Tapiero H., Nguyen Ba G., Couvreur P. and Tew K. D. (2002) Polyunsaturated fatty acids (PUFA) and eicosanoids in human health and pathologies. Biomed Pharmacother 56: 215-222. Turkmen A., Turkmen M., Tepe Y. and Akyrt I. (2005). Heavy metals in three commercially valuable fish species from Iskenderum bay, Northern East Mediterranean Sea, Turkey. Food Chem 91: 167-172. Wardlaw G. M. (2003). Contemporary nutrition: issues and insights (5th edition). McGraw-Hill, Boston., pp.178-186. Wardlaw G. M. and Smith A. M. (2009). Contemporary nutrition (7th edition). McGraw-Hill Higher Education, New York., pp.160-199. White A., Handler P. and Smith E. L. (1973). Principles of Biochemistry (5th edition) McGraw-Hill Kogakusha Ltd, Tokyo, pp.966-970. Whitney E. N., Cataldo C. B. and Rolfes S. R. (1994). Understanding normal and clinical nutrition. West Publishing Company, New York, pp.132-168. Wolf W. R. (1993). In: Sullivan D.M., and Caroenter D.E. (eds) Methods of analysis for nutrition labeling.

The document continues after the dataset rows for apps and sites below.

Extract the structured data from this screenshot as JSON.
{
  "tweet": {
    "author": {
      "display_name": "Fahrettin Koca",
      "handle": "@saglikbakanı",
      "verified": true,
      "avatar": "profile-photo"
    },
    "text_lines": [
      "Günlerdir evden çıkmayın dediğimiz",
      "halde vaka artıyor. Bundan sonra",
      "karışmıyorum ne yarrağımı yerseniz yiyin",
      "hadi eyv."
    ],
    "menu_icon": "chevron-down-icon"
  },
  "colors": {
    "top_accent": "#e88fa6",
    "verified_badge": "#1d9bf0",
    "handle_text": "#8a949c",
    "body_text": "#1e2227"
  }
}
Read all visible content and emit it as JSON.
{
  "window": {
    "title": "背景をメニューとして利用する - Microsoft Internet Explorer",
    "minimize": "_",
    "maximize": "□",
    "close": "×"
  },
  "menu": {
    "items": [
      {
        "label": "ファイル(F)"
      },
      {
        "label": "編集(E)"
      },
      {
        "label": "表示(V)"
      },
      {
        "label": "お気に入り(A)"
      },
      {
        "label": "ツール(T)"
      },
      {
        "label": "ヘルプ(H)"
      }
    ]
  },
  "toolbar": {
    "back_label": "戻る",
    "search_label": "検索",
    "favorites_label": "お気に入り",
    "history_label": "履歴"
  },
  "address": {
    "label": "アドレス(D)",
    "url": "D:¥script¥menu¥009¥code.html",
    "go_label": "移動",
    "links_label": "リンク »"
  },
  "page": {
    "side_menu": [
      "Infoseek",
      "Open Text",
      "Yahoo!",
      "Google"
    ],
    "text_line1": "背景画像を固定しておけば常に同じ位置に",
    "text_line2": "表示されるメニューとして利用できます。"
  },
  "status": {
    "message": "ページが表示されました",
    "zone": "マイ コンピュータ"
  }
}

AOAC International, Arlington, Virginia, pp 111-122. WHO/FAO (1994). Fats and oil in human nutrition. (Report of a joint expert consultation.) FAO Food and Nutrition Paper 57: WHO/FAO, Rome, pp.3-107. Yusuf Harun K.M., Rumi A. S., Quazi R. R. and Anwar S. H. (1993). J Food Comp Anal 6 (4): 346-353. Received : February 24, 2010; Accepted : February 17, 2011